by Tony Bryant
Fernando Peña Soto, El Pinini, was born in Lebrija, Seville, in 1863 and he was the head of one of the biggest and most important flamenco families of the last two hundred years.
El Pinini is an almost mythical character that invented his own personal styles of algerias and cantiñas, which have been continued by other members of this large gypsy clan.
He had nine children, most of who were confident flamenco performers, although none of them professionally.
Many of his children are remembered for their contribution to the art of the cante jondo, but not by their singing or participation, but by the children they produced.
El Pinini`s grandchildren were to become some of the most prestigious artistes in the history of flamenco and they included La Fernanda and La Bernarda de Utrera, Bastían Bacán, Tio Benito and Pepa de Utrera.
Lebrija and Utrera have always had a close connection and it is known that El Pinini lived in both towns during his life. Lebrija is considered one of the foundational centers of the gypsy flamenco and even today Pinini`s legend still lives on in the hearts of its gypsy population.
From the scant information that remains of El Pinini, we can see that he was probably a one-cante specialist although he was said to have performed the bulerias as well as the saetas, during the Easter celebrations in Seville.
He was a slaughterhouse man who worked in the abattoirs in Cadiz, and according to the oral tradition of the gypsies he had a talent that astonished all, including Enrique el Melizo, who heard him sing at a fiesta in Cadiz.

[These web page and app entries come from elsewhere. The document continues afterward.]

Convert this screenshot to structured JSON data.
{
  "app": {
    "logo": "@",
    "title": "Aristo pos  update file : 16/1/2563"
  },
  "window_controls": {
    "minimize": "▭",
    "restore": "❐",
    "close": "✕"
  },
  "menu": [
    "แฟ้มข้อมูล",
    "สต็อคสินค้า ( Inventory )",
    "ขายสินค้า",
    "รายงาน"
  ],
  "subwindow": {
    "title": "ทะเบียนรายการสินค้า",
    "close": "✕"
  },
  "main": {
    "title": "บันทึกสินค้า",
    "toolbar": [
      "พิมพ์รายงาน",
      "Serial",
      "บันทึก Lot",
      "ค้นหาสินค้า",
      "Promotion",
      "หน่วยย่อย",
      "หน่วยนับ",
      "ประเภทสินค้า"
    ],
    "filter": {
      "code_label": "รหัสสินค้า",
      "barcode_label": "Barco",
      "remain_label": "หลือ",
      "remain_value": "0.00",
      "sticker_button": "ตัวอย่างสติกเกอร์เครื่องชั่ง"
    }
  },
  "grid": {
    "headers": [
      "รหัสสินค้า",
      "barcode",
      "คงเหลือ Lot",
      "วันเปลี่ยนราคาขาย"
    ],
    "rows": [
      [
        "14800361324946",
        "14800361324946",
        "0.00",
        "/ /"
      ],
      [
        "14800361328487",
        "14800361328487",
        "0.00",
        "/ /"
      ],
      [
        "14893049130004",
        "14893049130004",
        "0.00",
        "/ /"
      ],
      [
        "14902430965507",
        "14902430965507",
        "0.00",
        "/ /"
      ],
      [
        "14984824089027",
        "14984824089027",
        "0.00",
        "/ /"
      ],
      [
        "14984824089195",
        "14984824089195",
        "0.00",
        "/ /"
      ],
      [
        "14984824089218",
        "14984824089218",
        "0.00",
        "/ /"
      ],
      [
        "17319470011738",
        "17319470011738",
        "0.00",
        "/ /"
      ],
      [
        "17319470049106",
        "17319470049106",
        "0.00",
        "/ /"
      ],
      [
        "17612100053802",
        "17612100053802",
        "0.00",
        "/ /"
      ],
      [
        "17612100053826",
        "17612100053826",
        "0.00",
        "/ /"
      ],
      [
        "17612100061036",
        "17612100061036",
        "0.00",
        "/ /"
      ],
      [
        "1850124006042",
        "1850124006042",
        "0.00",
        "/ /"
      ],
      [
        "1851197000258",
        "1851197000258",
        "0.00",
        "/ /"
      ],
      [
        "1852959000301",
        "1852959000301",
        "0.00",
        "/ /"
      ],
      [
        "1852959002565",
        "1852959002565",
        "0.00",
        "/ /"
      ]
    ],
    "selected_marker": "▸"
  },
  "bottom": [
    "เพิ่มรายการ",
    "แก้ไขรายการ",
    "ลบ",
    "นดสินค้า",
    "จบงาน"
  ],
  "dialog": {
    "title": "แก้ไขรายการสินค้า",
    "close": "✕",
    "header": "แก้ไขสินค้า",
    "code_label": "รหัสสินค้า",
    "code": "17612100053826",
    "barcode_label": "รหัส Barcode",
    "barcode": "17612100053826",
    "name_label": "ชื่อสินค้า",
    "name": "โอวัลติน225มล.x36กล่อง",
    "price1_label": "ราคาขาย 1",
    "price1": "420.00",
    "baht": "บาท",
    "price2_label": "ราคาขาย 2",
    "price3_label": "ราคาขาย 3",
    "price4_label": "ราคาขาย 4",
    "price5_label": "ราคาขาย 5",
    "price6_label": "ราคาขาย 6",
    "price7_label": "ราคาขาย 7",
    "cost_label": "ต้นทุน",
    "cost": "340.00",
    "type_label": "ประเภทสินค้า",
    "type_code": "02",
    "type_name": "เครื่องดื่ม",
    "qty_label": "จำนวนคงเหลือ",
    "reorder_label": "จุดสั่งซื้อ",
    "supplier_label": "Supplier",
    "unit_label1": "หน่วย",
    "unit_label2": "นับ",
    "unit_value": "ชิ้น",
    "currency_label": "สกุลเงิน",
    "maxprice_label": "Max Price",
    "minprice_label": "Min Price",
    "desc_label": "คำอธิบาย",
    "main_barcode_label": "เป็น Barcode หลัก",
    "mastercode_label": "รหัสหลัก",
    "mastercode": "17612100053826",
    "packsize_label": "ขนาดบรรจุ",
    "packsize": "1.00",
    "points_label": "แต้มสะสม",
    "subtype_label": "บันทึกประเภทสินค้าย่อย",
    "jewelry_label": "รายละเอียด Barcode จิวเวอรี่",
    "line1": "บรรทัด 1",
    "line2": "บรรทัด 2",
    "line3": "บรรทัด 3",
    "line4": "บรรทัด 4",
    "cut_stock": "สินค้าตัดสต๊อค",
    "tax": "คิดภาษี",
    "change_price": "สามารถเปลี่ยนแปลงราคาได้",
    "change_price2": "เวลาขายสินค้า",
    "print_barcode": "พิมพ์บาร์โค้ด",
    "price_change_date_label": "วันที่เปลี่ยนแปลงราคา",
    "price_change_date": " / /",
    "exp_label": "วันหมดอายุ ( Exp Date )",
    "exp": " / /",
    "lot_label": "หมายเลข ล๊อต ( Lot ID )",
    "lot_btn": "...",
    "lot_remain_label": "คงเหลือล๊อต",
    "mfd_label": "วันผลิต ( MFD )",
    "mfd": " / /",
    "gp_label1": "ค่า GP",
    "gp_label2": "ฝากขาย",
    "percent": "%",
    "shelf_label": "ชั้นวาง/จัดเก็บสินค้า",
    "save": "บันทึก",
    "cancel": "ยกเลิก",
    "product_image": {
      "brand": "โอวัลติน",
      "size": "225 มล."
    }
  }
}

It seems that el Pinini`s life revolved around his family, his wine and his cante and there is a popular verse that tells of his affection for the grape, which is still sung today, especially in Lebrija.
One of El Pinini`s daughters, Fernanda la Vieja was filmed in 1971 for a television documentary about the family of Pinini, and she remembered the old days with affection. Fernanda was eighty-four when the film was shot and in it she said that their house was always full of people and Pinini would come home slightly drunk and a party would start with everyone singing, dancing, or joining in somehow. She said that there would be little bread or food but always plenty of happiness.
Like other performers of this time, no evidence of El Pinini`s cante remains, only the memories of his family members who continue to sing the cantiñas de Pinini. Unfortunately many of the older generation of this family have long since died but there are a few like Miguel el Funi or Inés Bacán who both still reside in Lebrija and who both reproduce the styles of El Pinini.
Is it just gypsy myth and legend that has kept these old singers names held with such esteem or is it possible that these people did actually have such power of song, a kind of spiritual knowledge that has survived to this day?
Many people would opt for the gypsy myth theory but you only have to listen to Inés Bacán, La Bernarda, or Pepa de Utrera to see how they all perform this ancient old style and in no other music has an oral tradition been passed down with such accuracy.
El Pinini died sometime around 1930 although the exact date remains something of a mystery.
Recomended viewing. Rito y Geografia del Cante vol 5. A series of Dvds made between 1970 -`73 by TVE, which shows some of the old greats of flamenco performing in their natural surroundings. This disc has the remaining Pinini clan performing in Lebrija.